Report of the Society’s Visit to the Thames River Police Museum at Wapping
On 26 March, fifteen Members and guests visited the Thames River Police Museum at Wapping, where they were entertained by Rob Jeffries, the honorary curator. A retired River Police Officer, he demonstrated his second career skill as a museum curator and raconteur, giving some interesting stories about life in Wapping during the 19th century.

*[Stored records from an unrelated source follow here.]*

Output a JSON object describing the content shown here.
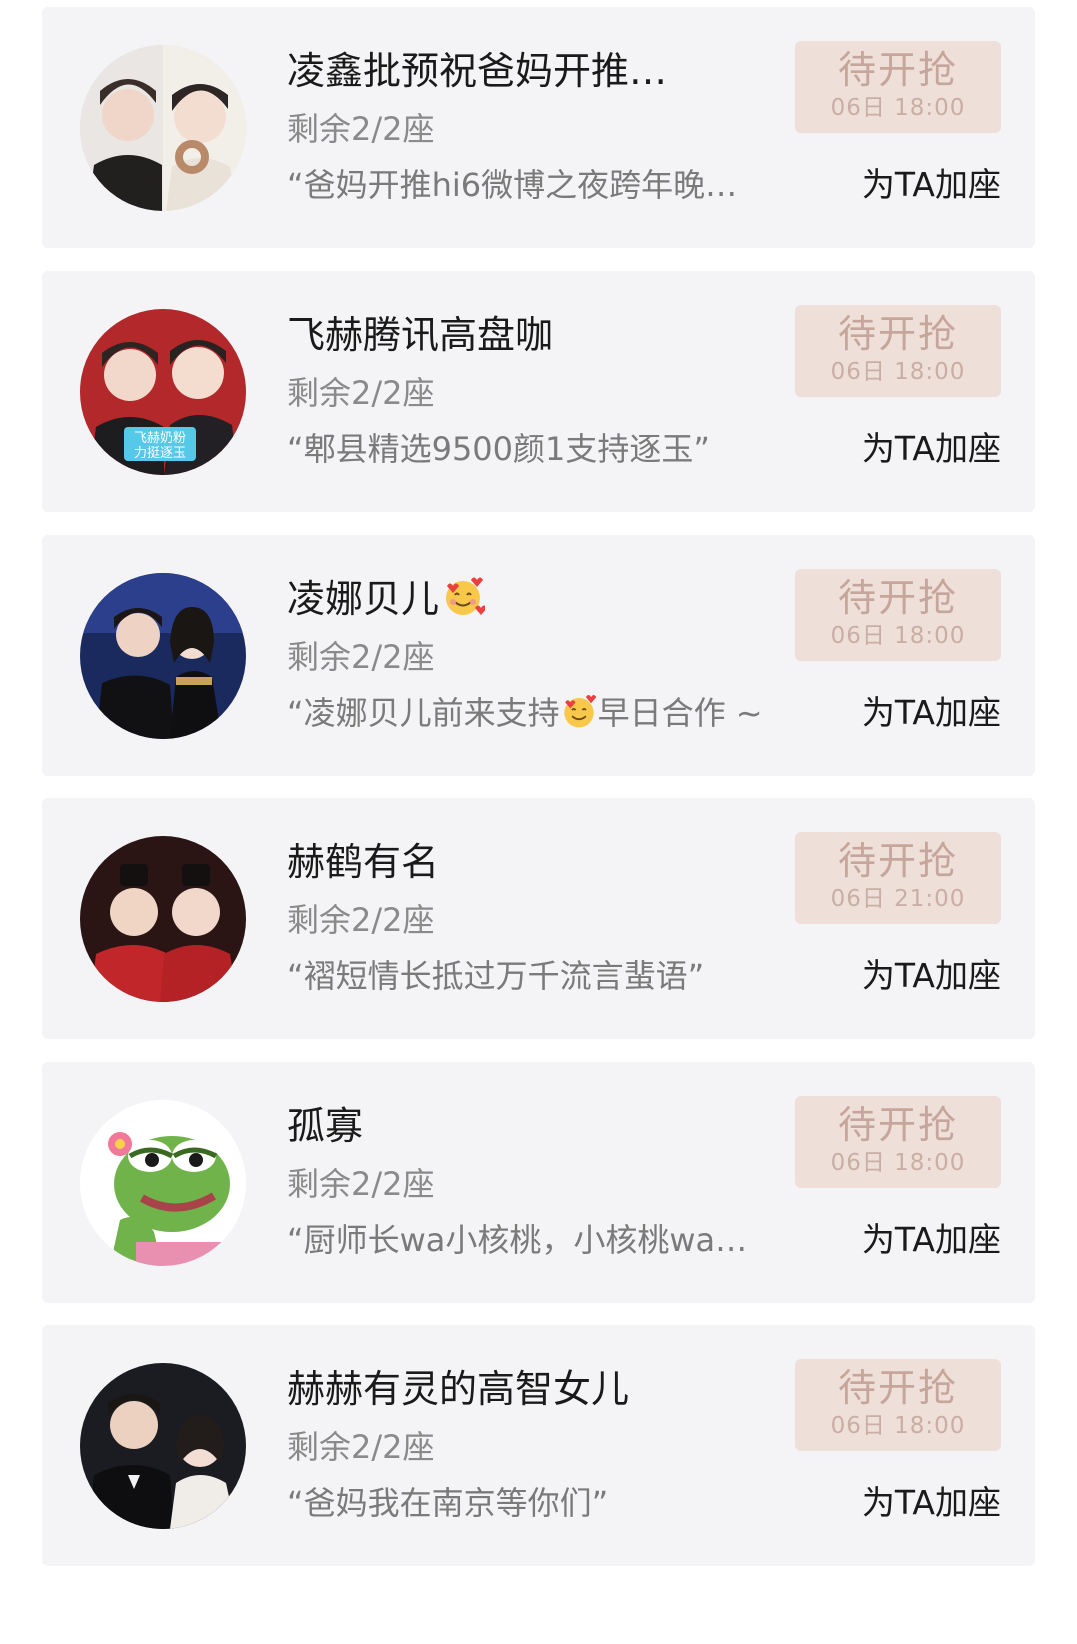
{
  "colors": {
    "card_bg": "#f4f4f6",
    "button_bg": "#efdfd9",
    "button_text": "#c6a69b"
  },
  "rows": [
    {
      "name": "凌鑫批预祝爸妈开推…",
      "seats": "剩余2/2座",
      "message": "“爸妈开推hi6微博之夜跨年晚…",
      "status": "待开抢",
      "time": "06日 18:00",
      "action": "为TA加座",
      "avatar_icon": "avatar-photo-two-men"
    },
    {
      "name": "飞赫腾讯高盘咖",
      "seats": "剩余2/2座",
      "message": "“郫县精选9500颜1支持逐玉”",
      "status": "待开抢",
      "time": "06日 18:00",
      "action": "为TA加座",
      "avatar_icon": "avatar-photo-two-men-red"
    },
    {
      "name": "凌娜贝儿",
      "seats": "剩余2/2座",
      "message_parts": [
        "“凌娜贝儿前来支持",
        "早日合作 ~"
      ],
      "status": "待开抢",
      "time": "06日 18:00",
      "action": "为TA加座",
      "avatar_icon": "avatar-photo-couple-event",
      "name_emoji": "smiling-face-with-hearts-icon"
    },
    {
      "name": "赫鹤有名",
      "seats": "剩余2/2座",
      "message": "“褶短情长抵过万千流言蜚语”",
      "status": "待开抢",
      "time": "06日 21:00",
      "action": "为TA加座",
      "avatar_icon": "avatar-photo-two-men-costume"
    },
    {
      "name": "孤寡",
      "seats": "剩余2/2座",
      "message": "“厨师长wa小核桃，小核桃wa…",
      "status": "待开抢",
      "time": "06日 18:00",
      "action": "为TA加座",
      "avatar_icon": "avatar-frog-cartoon"
    },
    {
      "name": "赫赫有灵的高智女儿",
      "seats": "剩余2/2座",
      "message": "“爸妈我在南京等你们”",
      "status": "待开抢",
      "time": "06日 18:00",
      "action": "为TA加座",
      "avatar_icon": "avatar-photo-couple-formal"
    }
  ]
}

The Thames River police predates the Metropolitan Police by 31 years having been formed in 1794. Indeed, Wapping was the first police station in the world. At that time, there was only 1419 feet of legal quayside in London so most ships were moored in the river and hand unloaded, by 'lumpers', into barges (lighters). They received little if any wages but in return they received 'perks of the job', otherwise known today as pilfering. Although it was accepted practice, it was discovered that it was costing the importing merchants £500,000 a year (£35 million at today's values). The merchants were then persuaded, albeit with much difficulty, to create a river police force. The government paid for the magistrates, whose role was somewhat different to today's magistrates, but the merchants had to fund the men. As 50% of the losses were connected with the West India trade the first police force dealt solely with that area and went under the verbose title of West India Merchants Company Marine Police Institute. Success led to expansion and reorganisation, but even with the creation of the Metropolitan Police in 1829, the River Police were kept separate, like the Bow Street Runners. Today, they are known as the Marine Police Unit (MPU) of the Metropolitan Police, covering the River Thames from Teddington to Dartford Creek, but still colloquially referred to as the River Police

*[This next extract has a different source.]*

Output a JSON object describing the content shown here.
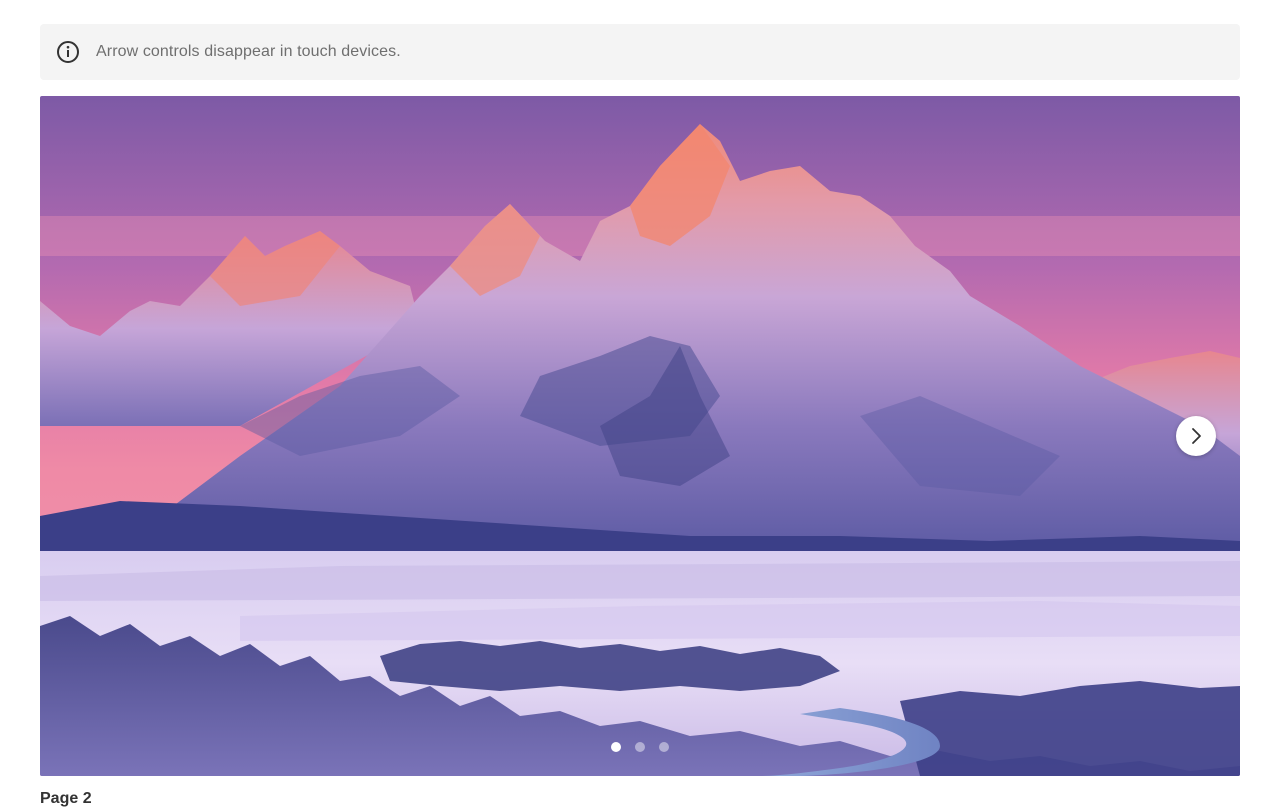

Not surprisingly, the early clamp down on the perks of the job did not go down well and led to a riot in 1798 during which a police officer was shot dead: the first ever recorded police death.

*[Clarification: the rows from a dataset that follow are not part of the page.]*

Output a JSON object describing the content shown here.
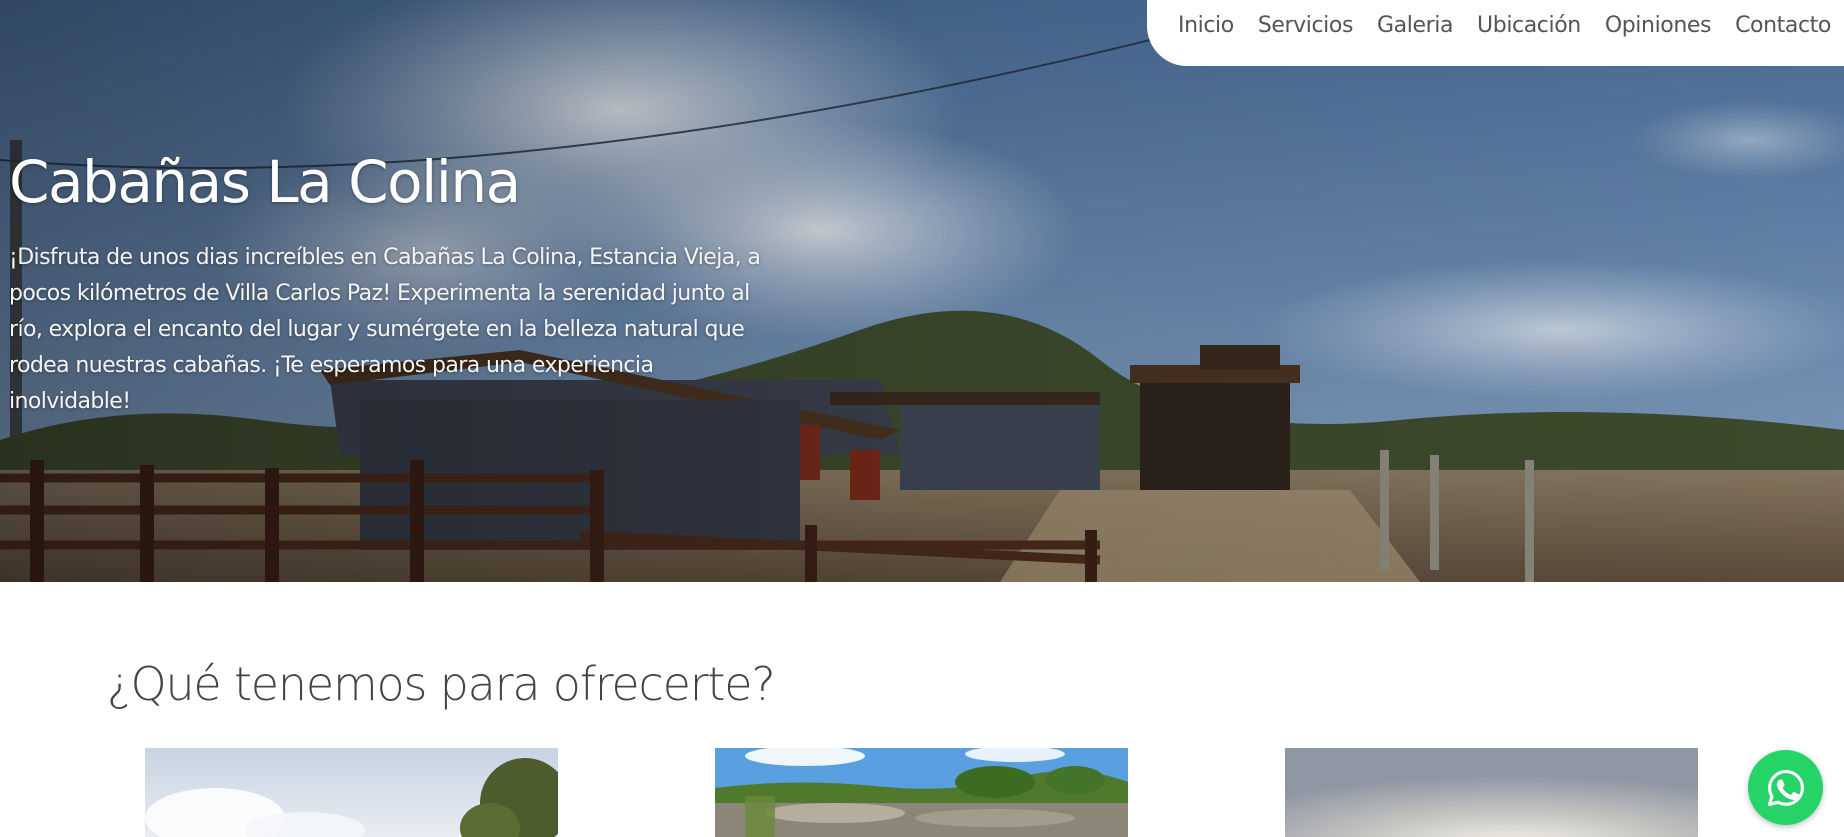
{
  "nav": {
    "items": [
      {
        "label": "Inicio"
      },
      {
        "label": "Servicios"
      },
      {
        "label": "Galeria"
      },
      {
        "label": "Ubicación"
      },
      {
        "label": "Opiniones"
      },
      {
        "label": "Contacto"
      }
    ]
  },
  "hero": {
    "title": "Cabañas La Colina",
    "description": "¡Disfruta de unos dias increíbles en Cabañas La Colina, Estancia Vieja, a pocos kilómetros de Villa Carlos Paz! Experimenta la serenidad junto al río, explora el encanto del lugar y sumérgete en la belleza natural que rodea nuestras cabañas. ¡Te esperamos para una experiencia inolvidable!"
  },
  "services": {
    "title": "¿Qué tenemos para ofrecerte?",
    "cards": [
      {
        "image": "cabin-exterior-photo"
      },
      {
        "image": "river-landscape-photo"
      },
      {
        "image": "sunset-sky-photo"
      }
    ]
  },
  "whatsapp": {
    "icon": "whatsapp-icon",
    "color": "#25d366"
  },
  "colors": {
    "nav_text": "#555555",
    "section_title": "#444444",
    "hero_text": "#ffffff"
  }
}
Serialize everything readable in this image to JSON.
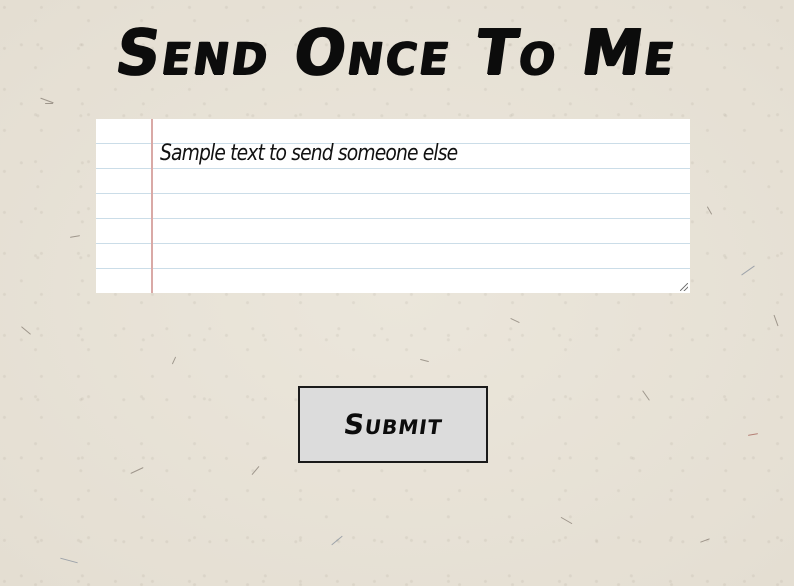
{
  "header": {
    "title": "Send Once To Me"
  },
  "message": {
    "value": "Sample text to send someone else"
  },
  "actions": {
    "submit_label": "Submit"
  },
  "colors": {
    "background": "#e8e3d8",
    "paper": "#ffffff",
    "ruled_line": "#cbdde8",
    "margin_line": "#d9a9a6",
    "button_fill": "#dcdcdc",
    "ink": "#0c0c0c"
  }
}
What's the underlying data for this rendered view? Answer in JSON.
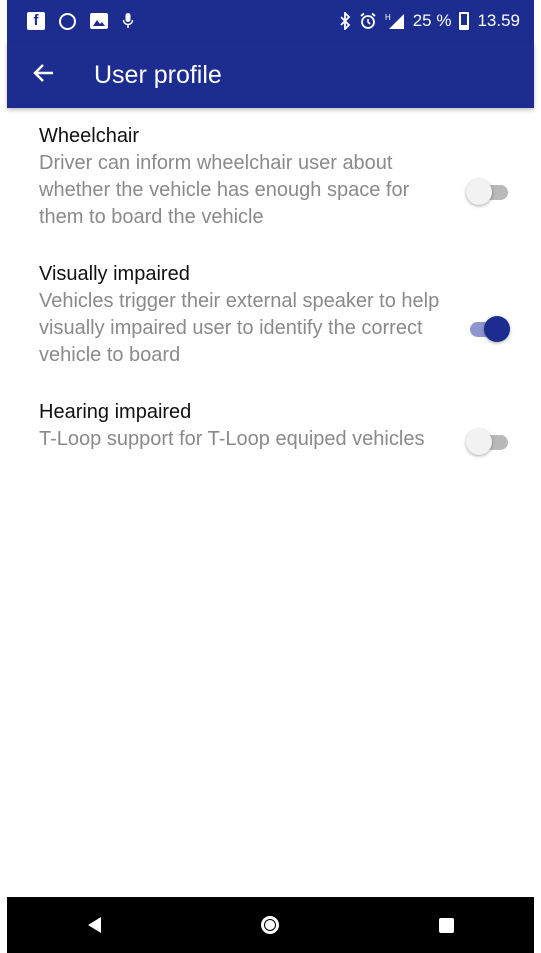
{
  "status_bar": {
    "battery": "25 %",
    "time": "13.59",
    "icons": [
      "facebook-icon",
      "whatsapp-icon",
      "gallery-icon",
      "microphone-icon",
      "bluetooth-icon",
      "alarm-icon",
      "signal-icon",
      "battery-icon"
    ]
  },
  "app_bar": {
    "title": "User profile",
    "color": "#1c2d8f"
  },
  "settings": [
    {
      "title": "Wheelchair",
      "description": "Driver can inform wheelchair user about whether the vehicle has enough space for them to board the vehicle",
      "enabled": false
    },
    {
      "title": "Visually impaired",
      "description": "Vehicles trigger their external speaker to help visually impaired user to identify the correct vehicle to board",
      "enabled": true
    },
    {
      "title": "Hearing impaired",
      "description": "T-Loop support for T-Loop equiped vehicles",
      "enabled": false
    }
  ],
  "nav_bar": {
    "buttons": [
      "back-icon",
      "home-icon",
      "recents-icon"
    ]
  }
}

The museums collection is large but very esoteric, being of particular interest to people with a focussed and dedicated interest in the River Police. Some items are more like memorabilia rather than artefacts of a historic or cultural interest and it is easy to overlook its 'treasures'. One such treasure is the flag from the Princess Alice; the passenger vessel that met with disaster in 1878 with the loss of over 650 lives. A few days after the vessel sank, the son of the dead Master and brother of the Engineer, retrieved the flag from the vessel for the family. That son went on to join the River Police and although the vessel's ensign was passed on from one generation to another within his family, it was eventually presented to the Thames Police Museum. Another quirky exhibit is a lump of clay! When the new London Bridge was being built in 1973, this piece of clay was saved from the base of the excavation, some 86 feet down!
What's there for genealogists? A treasure trove of names. The museum is home to a number of ledgers and documents; log books, punishment books, prisoner property books etc. Surprisingly, the names in them have been indexed, but it isn't clear how comprehensive that index is and neither is it available for public access.
Sadly, when Rob Jeffries finally retires, there doesn't appear to be anyone sufficiently interested to take over this voluntary role and the museum contents are likely to be dispersed. Those ledgers and the name index would be a valuable addition to our library and it might be advisable to reach an agreement now, with the Museum administrators (The Thames Police Association), to secure their future - and to give Rob Jeffries some comfort that at least that part of his treasured collection will be well cared for in perpetuity.
The Thames River Police Museum is located at Wapping Police Station on Wapping High Street London E1 and is only open by prior appointment.
Their web site is http://www.thamespolicemuseum.org.uk
They can only be contacted be e-mail to: email@example.com